Transformation is key to all of Jodorowsky’s creative endeavours and this comes to play big time in The Dance of Reality through the character of the father, Jaime (played by Alejandro’s oldest son Brontis), a stern disciplinarian who idolises Stalin, but who is just as much the tryant as his nemesis, Chile’s right-wing dictator, Carlos Ibáñez del Campo (Bastian Bodenhofer), whom he sets out to kill.
Jaime’s journey is all about the destruction of the ego, and this is manifested in the paralysis of his hands when his assassination plan fails and Jaime is propelled on a path of enlightenment and, after many surreal setbacks, finally back into the waiting arms of his family: young son Alejandrito (Jeremías Herskovits) and wife Sara (played by Chilean opera soprano Pamela Flores, who sings all of her lines).

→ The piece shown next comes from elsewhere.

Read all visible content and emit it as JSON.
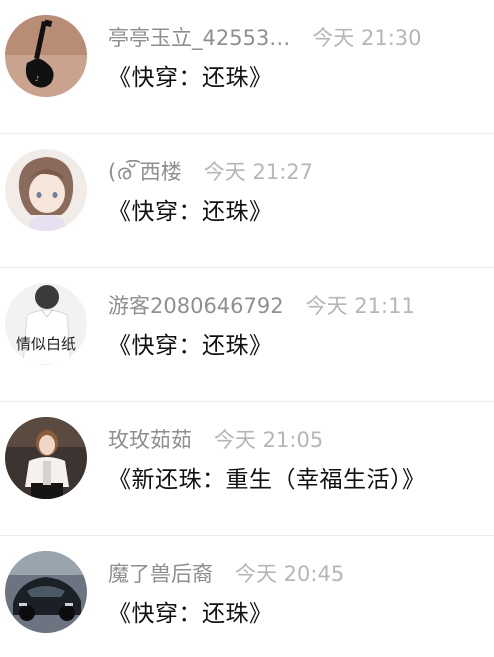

Now, Jodorowsky could have portrayed his dad as a truly repulsive character, but instead gives him humanity – he’s both comical and sympathetic, and Brontis plays the granddad he never knew superbly. Jamie’s adventures – which sees him being rejected by his anti-Semitic peers, cast out of a shanty-town after the death of the hunchback dwarf who rescues him from the streets, and being tortured by the secret police – all lead to his rebirth (just like Jodorowsky’s gunfighter El Topo, the thief in The Holy Mountain and Fenix in Santa Sangre). It also serves to help Jodorowsky heal his own wounds in the process.
Jodorowsky’s films are always loaded with symbols, requiring multiple viewing to catch them all, and his latest opus is no exception – with death (both the mortality and metaphysical kind) being key. One scene that sent a shiver down my spine and still haunts me even now is when Jodorowsky steps into the action to stop his younger self from committing suicide. It certainly struck an unconscious nerve within me (or was it a memory), and thus proof positive of the transformative power of Jodorowsky’s cinema. A sequel, Poesia Sin Fin (Endless Poetry), which follows the artist’s quest for inner truth, is currently in production. I can’t wait.
The Dance of Reality (aka La danza de la realidad) premieres on Film4 at 1am on Tuesday 19 January 2017, and is also available on Blu-ray from Artificial Eye in the UK
The acclaimed 2013 documentary by Frank Pavich traces the history of director Alejandro Jodorowsky’s failed attempt in the 1970s to adapt Frank Herbert’s classic sci-fi novel. Starring Orson Welles, Mick Jagger, Gloria Swanson, Salvador Dali and his own 12-year-old son Brontis, and featuring music by Pink Floyd and the incredible art by HR Giger and Jean ‘Mœbius’ Giraud, Jodorowsky’s 14-hr take on Herbert’s saga was set to change cinema forever.
Over two years, the Chilean film-maker – best known for his surreal western El Topo and his mystical epic The Holy Mountain – and his team of ‘spiritual warriors’ worked furiously on the massive task of imagining Herbert’s universe: making storyboards, paintings, and even costumes. So what happened?
In creating what must be the best not-making-of documentaries ever made, Pavich hunts down the cast and crew of the aborted project from all corners of the globe to tell his tale, but the film’s real magic lies with the incredibly detailed book that Jodorowsky and his team assembled to woo the studios, and it’s the use of these pictures and storyboards that makes this the closest we’ll ever come to seeing Dune as the director intended.
Jodorowsky’s Dune, which premiered at the 2013 London Film Festival and was screened last year at the British Library as part of a special exhibition, with the director in attendance, has now gone straight to digital on pay-per-view VOD platforms, including. iTunes, Amazon Instant Video, blinkbox, Wuaki.tv and Google Play.
There’s no news of a UK DVD release as yet.